(Stored data)
..........
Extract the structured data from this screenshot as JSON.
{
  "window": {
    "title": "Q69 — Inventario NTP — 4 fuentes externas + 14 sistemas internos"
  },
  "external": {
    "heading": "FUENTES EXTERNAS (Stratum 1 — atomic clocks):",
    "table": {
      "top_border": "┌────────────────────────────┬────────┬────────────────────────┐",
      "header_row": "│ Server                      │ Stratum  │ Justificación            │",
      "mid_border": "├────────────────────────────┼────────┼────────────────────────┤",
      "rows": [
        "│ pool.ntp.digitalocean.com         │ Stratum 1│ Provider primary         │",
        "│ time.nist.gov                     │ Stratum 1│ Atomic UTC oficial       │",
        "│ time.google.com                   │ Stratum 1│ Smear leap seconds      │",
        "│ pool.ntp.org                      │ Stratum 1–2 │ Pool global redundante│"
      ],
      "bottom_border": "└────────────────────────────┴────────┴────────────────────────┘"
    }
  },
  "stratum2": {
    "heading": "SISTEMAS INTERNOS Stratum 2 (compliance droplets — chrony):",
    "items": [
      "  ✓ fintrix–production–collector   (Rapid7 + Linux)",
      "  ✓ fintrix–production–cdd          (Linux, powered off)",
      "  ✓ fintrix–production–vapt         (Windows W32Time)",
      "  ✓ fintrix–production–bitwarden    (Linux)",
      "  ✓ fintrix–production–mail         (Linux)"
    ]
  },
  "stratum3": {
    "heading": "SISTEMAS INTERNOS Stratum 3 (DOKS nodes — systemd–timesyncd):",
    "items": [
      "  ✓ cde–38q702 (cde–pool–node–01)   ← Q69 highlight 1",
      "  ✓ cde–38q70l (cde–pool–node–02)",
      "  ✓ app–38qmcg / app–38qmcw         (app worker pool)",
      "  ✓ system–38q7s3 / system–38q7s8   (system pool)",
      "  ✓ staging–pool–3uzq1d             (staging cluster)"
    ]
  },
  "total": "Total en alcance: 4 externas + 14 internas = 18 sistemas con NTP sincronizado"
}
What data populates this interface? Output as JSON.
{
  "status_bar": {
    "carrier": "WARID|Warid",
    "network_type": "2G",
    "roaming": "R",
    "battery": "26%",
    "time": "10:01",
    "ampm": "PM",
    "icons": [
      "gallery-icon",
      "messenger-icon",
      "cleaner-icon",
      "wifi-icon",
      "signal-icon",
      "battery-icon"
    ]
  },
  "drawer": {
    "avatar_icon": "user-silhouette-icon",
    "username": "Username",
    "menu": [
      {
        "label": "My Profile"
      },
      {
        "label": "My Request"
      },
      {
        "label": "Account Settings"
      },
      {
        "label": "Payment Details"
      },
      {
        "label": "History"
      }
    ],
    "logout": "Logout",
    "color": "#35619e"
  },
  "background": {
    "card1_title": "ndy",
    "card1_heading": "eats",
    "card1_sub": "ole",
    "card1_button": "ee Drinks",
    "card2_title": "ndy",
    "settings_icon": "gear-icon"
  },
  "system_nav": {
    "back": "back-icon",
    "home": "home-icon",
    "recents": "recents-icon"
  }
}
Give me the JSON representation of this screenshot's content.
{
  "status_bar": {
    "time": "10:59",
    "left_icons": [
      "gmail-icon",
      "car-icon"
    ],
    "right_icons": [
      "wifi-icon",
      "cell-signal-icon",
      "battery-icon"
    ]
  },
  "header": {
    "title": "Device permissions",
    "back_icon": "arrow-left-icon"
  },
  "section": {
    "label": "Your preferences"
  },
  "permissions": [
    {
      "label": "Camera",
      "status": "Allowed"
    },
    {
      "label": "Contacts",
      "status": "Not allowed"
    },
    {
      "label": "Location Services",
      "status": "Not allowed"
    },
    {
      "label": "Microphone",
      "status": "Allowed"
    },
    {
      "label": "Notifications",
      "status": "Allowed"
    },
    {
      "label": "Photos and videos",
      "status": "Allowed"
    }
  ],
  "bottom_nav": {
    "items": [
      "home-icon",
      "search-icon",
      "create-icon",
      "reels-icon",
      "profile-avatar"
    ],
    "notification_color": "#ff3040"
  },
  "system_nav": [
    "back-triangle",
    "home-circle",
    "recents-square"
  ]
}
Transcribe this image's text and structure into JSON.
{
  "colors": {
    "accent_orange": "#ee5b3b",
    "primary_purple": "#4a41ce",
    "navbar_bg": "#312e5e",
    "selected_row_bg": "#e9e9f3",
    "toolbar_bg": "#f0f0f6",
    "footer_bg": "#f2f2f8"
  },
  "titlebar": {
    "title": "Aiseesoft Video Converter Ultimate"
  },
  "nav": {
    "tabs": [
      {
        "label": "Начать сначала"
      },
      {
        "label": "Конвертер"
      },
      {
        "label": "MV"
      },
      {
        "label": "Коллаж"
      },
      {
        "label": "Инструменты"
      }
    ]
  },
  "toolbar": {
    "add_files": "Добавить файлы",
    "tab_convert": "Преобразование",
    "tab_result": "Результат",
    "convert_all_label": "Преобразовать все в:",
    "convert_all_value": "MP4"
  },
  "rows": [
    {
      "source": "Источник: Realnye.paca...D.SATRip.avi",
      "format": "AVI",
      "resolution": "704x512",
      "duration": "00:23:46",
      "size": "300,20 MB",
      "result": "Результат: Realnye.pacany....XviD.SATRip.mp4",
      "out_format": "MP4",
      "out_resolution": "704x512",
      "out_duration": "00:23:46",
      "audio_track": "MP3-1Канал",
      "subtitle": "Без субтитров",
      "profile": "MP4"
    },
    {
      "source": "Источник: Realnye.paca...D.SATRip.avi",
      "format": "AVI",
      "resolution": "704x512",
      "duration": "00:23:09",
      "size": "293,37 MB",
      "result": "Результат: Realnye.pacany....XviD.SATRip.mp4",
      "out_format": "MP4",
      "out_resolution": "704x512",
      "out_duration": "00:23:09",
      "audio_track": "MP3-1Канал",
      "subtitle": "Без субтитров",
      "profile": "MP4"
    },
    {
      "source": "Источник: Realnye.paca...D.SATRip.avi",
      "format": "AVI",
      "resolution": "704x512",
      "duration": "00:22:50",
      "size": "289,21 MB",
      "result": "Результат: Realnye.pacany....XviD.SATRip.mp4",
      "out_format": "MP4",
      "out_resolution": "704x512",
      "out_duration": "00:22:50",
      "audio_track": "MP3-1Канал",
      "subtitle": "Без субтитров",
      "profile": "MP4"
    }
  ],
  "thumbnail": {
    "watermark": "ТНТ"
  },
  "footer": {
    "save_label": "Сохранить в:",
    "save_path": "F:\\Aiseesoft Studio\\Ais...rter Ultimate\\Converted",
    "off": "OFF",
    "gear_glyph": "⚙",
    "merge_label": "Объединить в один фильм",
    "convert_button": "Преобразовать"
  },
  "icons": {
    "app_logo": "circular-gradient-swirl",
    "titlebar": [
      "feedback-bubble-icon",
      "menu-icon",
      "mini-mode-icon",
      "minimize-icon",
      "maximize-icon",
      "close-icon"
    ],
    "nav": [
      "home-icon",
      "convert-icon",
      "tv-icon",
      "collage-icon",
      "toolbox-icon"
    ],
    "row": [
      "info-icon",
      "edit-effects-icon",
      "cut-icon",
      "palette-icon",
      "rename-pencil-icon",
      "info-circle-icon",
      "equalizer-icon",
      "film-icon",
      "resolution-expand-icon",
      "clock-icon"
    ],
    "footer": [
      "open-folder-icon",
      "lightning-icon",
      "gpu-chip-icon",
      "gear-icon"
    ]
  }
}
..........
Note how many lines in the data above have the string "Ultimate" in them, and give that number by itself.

2